Global credit union body supports financial literacy initiatives

The World Council of Credit Unions (WOCCU) has given support to three women credit union leaders to increase financial literacy in their communities. Each year WOCCU awards grants to members...

The World Council of Credit Unions (WOCCU) has given support to three women credit union leaders to increase financial literacy in their communities.

Each year WOCCU awards grants to members of its Global Women’s Leadership Network. This year’s winners are: Kruewan Chonalanai, executive director of Credit Union Development Institute at Credit Union League of Thailand; Eleonora Zgonjanin Petrovic, chief executive of FULM Saving House in Macedonia; and Juliet C. Rawlinson, microfinance manager at Paglaum Multi-Purpose Cooperative in the Philippines.

Brian Branch, president and chief executive of WOCCU, said: “The Global Women’s Leadership Network is about helping women make a difference in the lives of each other, their members and their communities. The empowerment grants allow members of the network to do so by volunteering in the field to help these women make that difference.”

The network offers scholarships to encourage emerging female credit union leaders to attend the annual World Credit Union Conference. This year applicants had to include project proposals to improve access to credit, loans, savings and leadership opportunities for women in their communities. They presented their ideas at the Global Women’s Leadership Forum in Denver, USA on 13 July.
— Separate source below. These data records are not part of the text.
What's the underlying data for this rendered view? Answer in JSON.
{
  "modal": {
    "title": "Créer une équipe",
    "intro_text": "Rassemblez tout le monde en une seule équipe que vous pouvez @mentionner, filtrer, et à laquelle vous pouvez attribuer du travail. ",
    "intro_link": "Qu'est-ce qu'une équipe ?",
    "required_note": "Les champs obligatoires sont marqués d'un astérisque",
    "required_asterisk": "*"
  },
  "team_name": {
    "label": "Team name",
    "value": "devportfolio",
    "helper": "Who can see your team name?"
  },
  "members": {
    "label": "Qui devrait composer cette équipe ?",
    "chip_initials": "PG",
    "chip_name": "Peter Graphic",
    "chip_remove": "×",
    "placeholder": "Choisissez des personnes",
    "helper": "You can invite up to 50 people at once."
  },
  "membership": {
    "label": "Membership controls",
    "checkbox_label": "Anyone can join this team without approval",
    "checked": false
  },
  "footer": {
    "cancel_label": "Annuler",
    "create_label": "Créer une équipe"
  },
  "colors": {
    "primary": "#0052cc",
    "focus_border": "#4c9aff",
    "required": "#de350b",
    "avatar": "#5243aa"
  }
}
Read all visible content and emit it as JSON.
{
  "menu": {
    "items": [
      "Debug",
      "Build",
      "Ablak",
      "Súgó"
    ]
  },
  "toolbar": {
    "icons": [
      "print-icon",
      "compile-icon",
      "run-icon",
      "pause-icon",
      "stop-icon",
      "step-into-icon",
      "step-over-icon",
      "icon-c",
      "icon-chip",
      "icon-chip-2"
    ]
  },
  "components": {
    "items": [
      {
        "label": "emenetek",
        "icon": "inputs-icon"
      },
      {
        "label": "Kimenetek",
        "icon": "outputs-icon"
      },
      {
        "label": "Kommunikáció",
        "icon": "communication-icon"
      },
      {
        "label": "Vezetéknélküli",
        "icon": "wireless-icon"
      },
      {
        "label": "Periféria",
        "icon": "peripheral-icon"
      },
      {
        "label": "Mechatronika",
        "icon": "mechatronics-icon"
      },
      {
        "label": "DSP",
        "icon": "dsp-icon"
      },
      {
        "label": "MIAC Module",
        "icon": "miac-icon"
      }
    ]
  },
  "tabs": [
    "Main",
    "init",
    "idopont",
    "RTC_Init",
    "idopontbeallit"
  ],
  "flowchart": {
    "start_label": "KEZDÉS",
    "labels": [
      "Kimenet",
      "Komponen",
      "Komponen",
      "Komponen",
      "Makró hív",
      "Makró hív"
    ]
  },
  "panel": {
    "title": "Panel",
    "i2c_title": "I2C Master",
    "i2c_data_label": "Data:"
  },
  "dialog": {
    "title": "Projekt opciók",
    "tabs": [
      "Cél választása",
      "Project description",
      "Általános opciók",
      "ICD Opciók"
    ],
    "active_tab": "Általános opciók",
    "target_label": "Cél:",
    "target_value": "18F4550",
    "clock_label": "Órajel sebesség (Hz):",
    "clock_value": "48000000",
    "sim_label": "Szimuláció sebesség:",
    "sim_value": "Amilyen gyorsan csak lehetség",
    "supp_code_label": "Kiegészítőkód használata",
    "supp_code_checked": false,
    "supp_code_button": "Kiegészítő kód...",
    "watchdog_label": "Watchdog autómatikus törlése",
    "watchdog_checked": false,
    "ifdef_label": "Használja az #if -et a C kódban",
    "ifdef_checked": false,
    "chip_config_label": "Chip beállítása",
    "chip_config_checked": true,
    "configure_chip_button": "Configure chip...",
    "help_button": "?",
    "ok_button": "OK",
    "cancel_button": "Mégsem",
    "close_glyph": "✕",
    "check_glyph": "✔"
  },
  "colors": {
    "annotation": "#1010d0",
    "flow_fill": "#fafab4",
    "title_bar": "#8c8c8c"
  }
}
Ms Chonalanai’s project involves setting up a social media platform and translation service. She explained: “It will be a collaborative method which draws on the expertise of Network members worldwide, the support of our local Sister Societies in Thailand, the Philippins and Nepal, and the help of the team at the Credit Union Development Institute and the Thai League’s Women’s Chapter Committee. Together we will be able to share the benefits of the network with our local co-operatives and encourage more women into leadership roles”.

In the Philippines Juliet C. Rawlinson will use the empowerment grant to support a higher number of female entrepreneurs and provide special training for women in rural communities. She is the officer in charge for the Business Development Center and Services (BDS), which was developed though the empowerment grant project of Elenita San Roque, chief executive of the Association of Asian Confederation of Credit Unions.

“Winning the empowerment grant is a great honour,” said Ms Rawlinson. “Through it we can better help the community and enhance services to the less fortunate. With the support of the network, we will break down barriers for rural women, ignite their entrepreneurial spirit, and show there is hope for changing lives from the bottom to the top.”

The third winner of the grant, Eleonora Zgonjanin Petrovic aims to create a corporate exchange program through her credit union that will draw on network support and expertise to develop a communication strategy for financially excluded women and youth in Macedonia.

She added: “Attending the World Credit Union Conference was a wonderful learning experience and a long term investment for FULM.”

In this article

Join the Conversation